As reported in Crikey earlier this week, in this case the authorities avoided putting serious pressure on the journalists involved, but the alleged source was left to fry.
Unlike in the Harvey and McManus case in which the journalists themselves faced the possibility of jail, the media has been slow to react, although the case against Kessing has enormous and grim implications.
Coverage of Kessing’s court case was glancing at best, and although The Australian is now campaigning on the issue, the Fairfax press have left it alone – despite industry-wide implications.
The Media Entertainment and Arts Alliance yesterday wrote to both the Attorney-General and the Opposition seeking meetings about better whistleblower protection. A good move.
Meanwhile in response to a telephone call from Crikey, the Australian Press Council this morning reiterated its support for whistleblower protection, but unlike in the Harvey and McManus case has not made any public statements or submissions on behalf of Kessing. The Press Council says it still supports its last submission on whistleblower protection – made in 1994!
Come on colleagues, this is important! The shield laws presently being drafted to protect journalists who refuse to reveal their sources will be useless if we are seen to let those accused of leaking to us go down without our protest or intervention.

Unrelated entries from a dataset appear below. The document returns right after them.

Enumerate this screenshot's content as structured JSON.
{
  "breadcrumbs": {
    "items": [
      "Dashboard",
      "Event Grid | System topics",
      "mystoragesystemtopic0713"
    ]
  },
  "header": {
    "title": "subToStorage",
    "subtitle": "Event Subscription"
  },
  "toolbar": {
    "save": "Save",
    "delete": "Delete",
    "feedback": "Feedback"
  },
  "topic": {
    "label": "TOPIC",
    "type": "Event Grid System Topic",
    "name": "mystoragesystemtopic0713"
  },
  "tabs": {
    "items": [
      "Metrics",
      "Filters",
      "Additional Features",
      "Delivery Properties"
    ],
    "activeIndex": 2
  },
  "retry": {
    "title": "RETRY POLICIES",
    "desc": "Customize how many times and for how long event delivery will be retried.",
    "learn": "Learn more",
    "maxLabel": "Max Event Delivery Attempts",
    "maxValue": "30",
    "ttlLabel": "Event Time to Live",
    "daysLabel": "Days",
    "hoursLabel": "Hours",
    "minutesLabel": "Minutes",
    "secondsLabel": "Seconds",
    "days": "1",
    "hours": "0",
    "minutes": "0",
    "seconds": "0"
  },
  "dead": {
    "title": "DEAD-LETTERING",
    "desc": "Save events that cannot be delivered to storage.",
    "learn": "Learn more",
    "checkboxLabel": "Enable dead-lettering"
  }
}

Kessing will be sentenced in May, and plans to appeal against the verdict. At the very least it’s time the media made sure every single move in this case is well reported.